* Requirement *
Search the records for the word "projects". Copy every line where it appears.

* Data for review *
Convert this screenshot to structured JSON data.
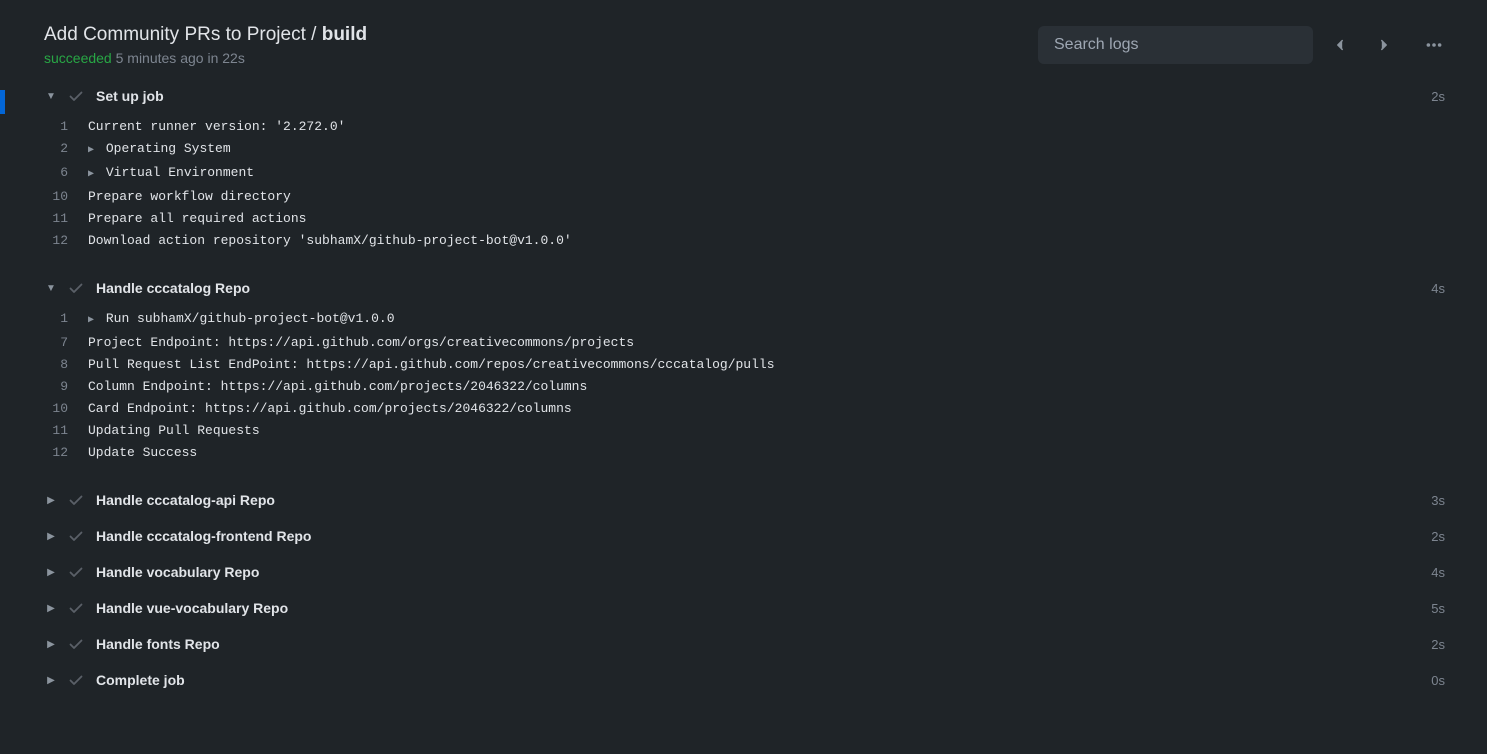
{
  "header": {
    "workflow_name": "Add Community PRs to Project",
    "separator": " / ",
    "job_name": "build",
    "status": "succeeded",
    "time_ago": "5 minutes ago",
    "in_word": "in",
    "duration": "22s",
    "search_placeholder": "Search logs"
  },
  "steps": [
    {
      "expanded": true,
      "title": "Set up job",
      "duration": "2s",
      "lines": [
        {
          "no": "1",
          "arrow": false,
          "text": "Current runner version: '2.272.0'"
        },
        {
          "no": "2",
          "arrow": true,
          "text": "Operating System"
        },
        {
          "no": "6",
          "arrow": true,
          "text": "Virtual Environment"
        },
        {
          "no": "10",
          "arrow": false,
          "text": "Prepare workflow directory"
        },
        {
          "no": "11",
          "arrow": false,
          "text": "Prepare all required actions"
        },
        {
          "no": "12",
          "arrow": false,
          "text": "Download action repository 'subhamX/github-project-bot@v1.0.0'"
        }
      ]
    },
    {
      "expanded": true,
      "title": "Handle cccatalog Repo",
      "duration": "4s",
      "lines": [
        {
          "no": "1",
          "arrow": true,
          "text": "Run subhamX/github-project-bot@v1.0.0"
        },
        {
          "no": "7",
          "arrow": false,
          "text": "Project Endpoint: https://api.github.com/orgs/creativecommons/projects"
        },
        {
          "no": "8",
          "arrow": false,
          "text": "Pull Request List EndPoint: https://api.github.com/repos/creativecommons/cccatalog/pulls"
        },
        {
          "no": "9",
          "arrow": false,
          "text": "Column Endpoint: https://api.github.com/projects/2046322/columns"
        },
        {
          "no": "10",
          "arrow": false,
          "text": "Card Endpoint: https://api.github.com/projects/2046322/columns"
        },
        {
          "no": "11",
          "arrow": false,
          "text": "Updating Pull Requests"
        },
        {
          "no": "12",
          "arrow": false,
          "text": "Update Success"
        }
      ]
    },
    {
      "expanded": false,
      "title": "Handle cccatalog-api Repo",
      "duration": "3s",
      "lines": []
    },
    {
      "expanded": false,
      "title": "Handle cccatalog-frontend Repo",
      "duration": "2s",
      "lines": []
    },
    {
      "expanded": false,
      "title": "Handle vocabulary Repo",
      "duration": "4s",
      "lines": []
    },
    {
      "expanded": false,
      "title": "Handle vue-vocabulary Repo",
      "duration": "5s",
      "lines": []
    },
    {
      "expanded": false,
      "title": "Handle fonts Repo",
      "duration": "2s",
      "lines": []
    },
    {
      "expanded": false,
      "title": "Complete job",
      "duration": "0s",
      "lines": []
    }
  ]
}
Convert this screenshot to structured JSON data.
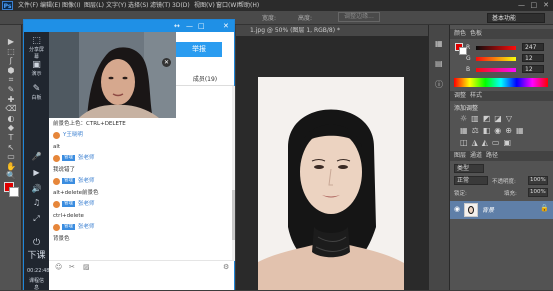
{
  "photoshop": {
    "logo": "Ps",
    "menu": [
      "文件(F)",
      "编辑(E)",
      "图像(I)",
      "图层(L)",
      "文字(Y)",
      "选择(S)",
      "滤镜(T)",
      "3D(D)",
      "视图(V)",
      "窗口(W)",
      "帮助(H)"
    ],
    "window_controls": [
      "—",
      "□",
      "✕"
    ],
    "options": {
      "width_label": "宽度:",
      "height_label": "高度:",
      "adjust_edge": "调整边缘...",
      "workspace": "基本功能"
    },
    "document_tab": "1.jpg @ 50% (图层 1, RGB/8) *",
    "tools": [
      "▶",
      "⬚",
      "ʃ",
      "⬢",
      "⌗",
      "✎",
      "✚",
      "⌫",
      "◐",
      "◆",
      "T",
      "↖",
      "▭",
      "✋",
      "🔍"
    ],
    "colors": {
      "foreground": "#e00000",
      "background": "#ffffff",
      "accent": "#1f90e6"
    }
  },
  "panels": {
    "color_tabs": [
      "颜色",
      "色板"
    ],
    "sliders": [
      {
        "label": "R",
        "value": "247"
      },
      {
        "label": "G",
        "value": "12"
      },
      {
        "label": "B",
        "value": "12"
      }
    ],
    "adjustments_tabs": [
      "调整",
      "样式"
    ],
    "adjustments_title": "添加调整",
    "layers_tabs": [
      "图层",
      "通道",
      "路径"
    ],
    "kind_label": "类型",
    "blend_mode": "正常",
    "opacity_label": "不透明度:",
    "opacity_value": "100%",
    "lock_label": "锁定:",
    "fill_label": "填充:",
    "fill_value": "100%",
    "layer_name": "背景"
  },
  "chat": {
    "title_icons": [
      "↔",
      "—",
      "□",
      "✕"
    ],
    "blue_button": "举报",
    "members_tab": "成员(19)",
    "side_buttons": [
      {
        "icon": "⬚",
        "label": "分享屏幕"
      },
      {
        "icon": "▣",
        "label": "演示"
      },
      {
        "icon": "✎",
        "label": "白板"
      }
    ],
    "side_bottom": {
      "stop": "下课",
      "time": "00:22:48",
      "info": "课程信息"
    },
    "messages": [
      {
        "type": "text",
        "text": "前景色上色：CTRL+DELETE"
      },
      {
        "type": "sender",
        "badge": "",
        "name": "Y王晓明"
      },
      {
        "type": "text",
        "text": "alt"
      },
      {
        "type": "sender",
        "badge": "管理",
        "name": "张老师"
      },
      {
        "type": "text",
        "text": "我说错了"
      },
      {
        "type": "sender",
        "badge": "管理",
        "name": "张老师"
      },
      {
        "type": "text",
        "text": "alt+delete前景色"
      },
      {
        "type": "sender",
        "badge": "管理",
        "name": "张老师"
      },
      {
        "type": "text",
        "text": "ctrl+delete"
      },
      {
        "type": "sender",
        "badge": "管理",
        "name": "张老师"
      },
      {
        "type": "text",
        "text": "背景色"
      }
    ],
    "input_tools": [
      "☺",
      "✂",
      "▨",
      "⚙"
    ]
  }
}
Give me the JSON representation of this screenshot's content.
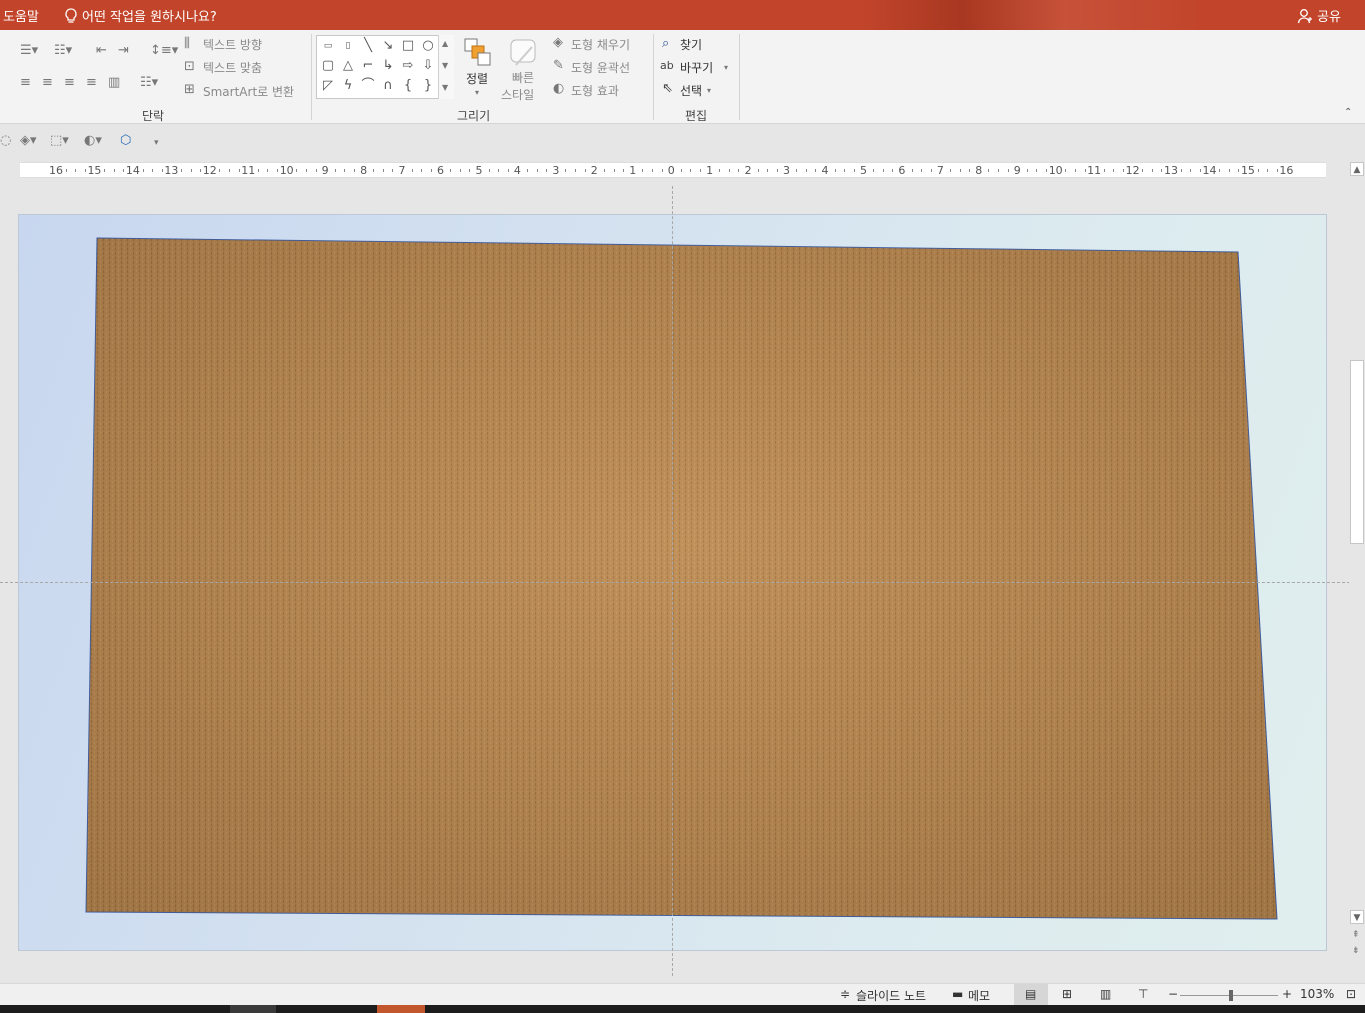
{
  "titlebar": {
    "help_label": "도움말",
    "tell_me": "어떤 작업을 원하시나요?",
    "share_label": "공유",
    "accent": "#c2452b"
  },
  "ribbon": {
    "paragraph": {
      "label": "단락",
      "text_direction": "텍스트 방향",
      "align_text": "텍스트 맞춤",
      "smartart": "SmartArt로 변환"
    },
    "drawing": {
      "label": "그리기",
      "arrange": "정렬",
      "quick_styles_line1": "빠른",
      "quick_styles_line2": "스타일",
      "shape_fill": "도형 채우기",
      "shape_outline": "도형 윤곽선",
      "shape_effects": "도형 효과"
    },
    "editing": {
      "label": "편집",
      "find": "찾기",
      "replace": "바꾸기",
      "select": "선택"
    }
  },
  "ruler": {
    "labels": [
      "16",
      "15",
      "14",
      "13",
      "12",
      "11",
      "10",
      "9",
      "8",
      "7",
      "6",
      "5",
      "4",
      "3",
      "2",
      "1",
      "0",
      "1",
      "2",
      "3",
      "4",
      "5",
      "6",
      "7",
      "8",
      "9",
      "10",
      "11",
      "12",
      "13",
      "14",
      "15",
      "16"
    ]
  },
  "slide": {
    "picture": "kraft-paper-texture",
    "paper_color": "#b98a55"
  },
  "statusbar": {
    "notes": "슬라이드 노트",
    "comments": "메모",
    "zoom": "103%",
    "zoom_fraction": 0.52
  }
}
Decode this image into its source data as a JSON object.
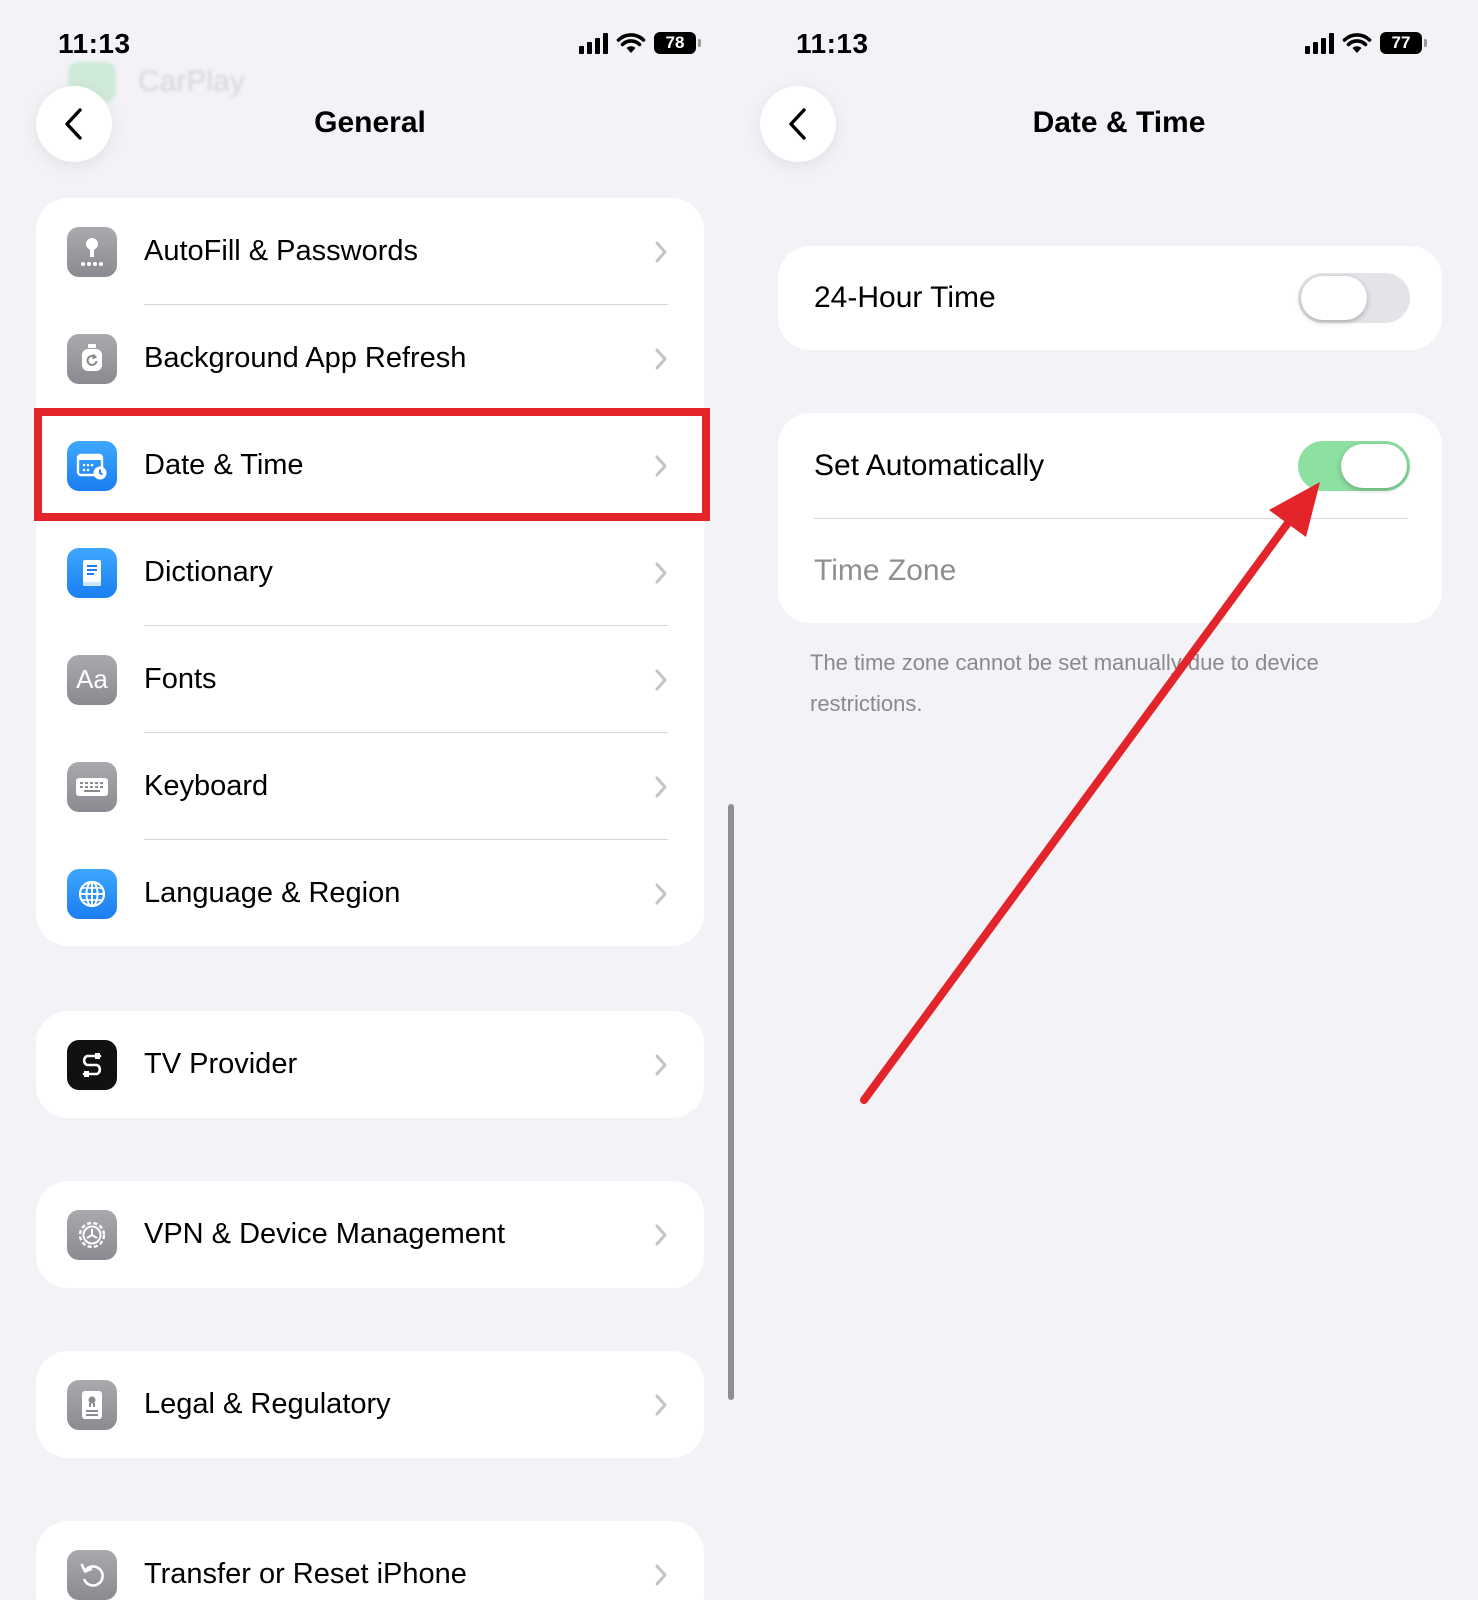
{
  "colors": {
    "background": "#f2f2f7",
    "card": "#ffffff",
    "highlight": "#e3242b",
    "toggle_on": "#8ce0a0",
    "toggle_off": "#e3e3e8",
    "chevron": "#c4c4c7",
    "secondary_text": "#8a8a8e"
  },
  "left_screen": {
    "status": {
      "time": "11:13",
      "battery": "78"
    },
    "ghost_row_label": "CarPlay",
    "nav": {
      "title": "General"
    },
    "groups": [
      {
        "items": [
          {
            "label": "AutoFill & Passwords",
            "icon": "key-icon"
          },
          {
            "label": "Background App Refresh",
            "icon": "refresh-icon"
          },
          {
            "label": "Date & Time",
            "icon": "calendar-clock-icon"
          },
          {
            "label": "Dictionary",
            "icon": "book-icon"
          },
          {
            "label": "Fonts",
            "icon": "fonts-icon",
            "glyph": "Aa"
          },
          {
            "label": "Keyboard",
            "icon": "keyboard-icon"
          },
          {
            "label": "Language & Region",
            "icon": "globe-icon"
          }
        ]
      },
      {
        "items": [
          {
            "label": "TV Provider",
            "icon": "tv-provider-icon"
          }
        ]
      },
      {
        "items": [
          {
            "label": "VPN & Device Management",
            "icon": "gear-icon"
          }
        ]
      },
      {
        "items": [
          {
            "label": "Legal & Regulatory",
            "icon": "document-icon"
          }
        ]
      },
      {
        "items": [
          {
            "label": "Transfer or Reset iPhone",
            "icon": "reset-icon"
          }
        ]
      }
    ]
  },
  "right_screen": {
    "status": {
      "time": "11:13",
      "battery": "77"
    },
    "nav": {
      "title": "Date & Time"
    },
    "hour24": {
      "label": "24-Hour Time",
      "on": false
    },
    "set_auto": {
      "label": "Set Automatically",
      "on": true
    },
    "time_zone": {
      "label": "Time Zone"
    },
    "footnote": "The time zone cannot be set manually due to device restrictions."
  }
}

* Written solution *
          "text": "Project Endpoint: https://api.github.com/orgs/creativecommons/projects"
          "text": "Column Endpoint: https://api.github.com/projects/2046322/columns"
          "text": "Card Endpoint: https://api.github.com/projects/2046322/columns"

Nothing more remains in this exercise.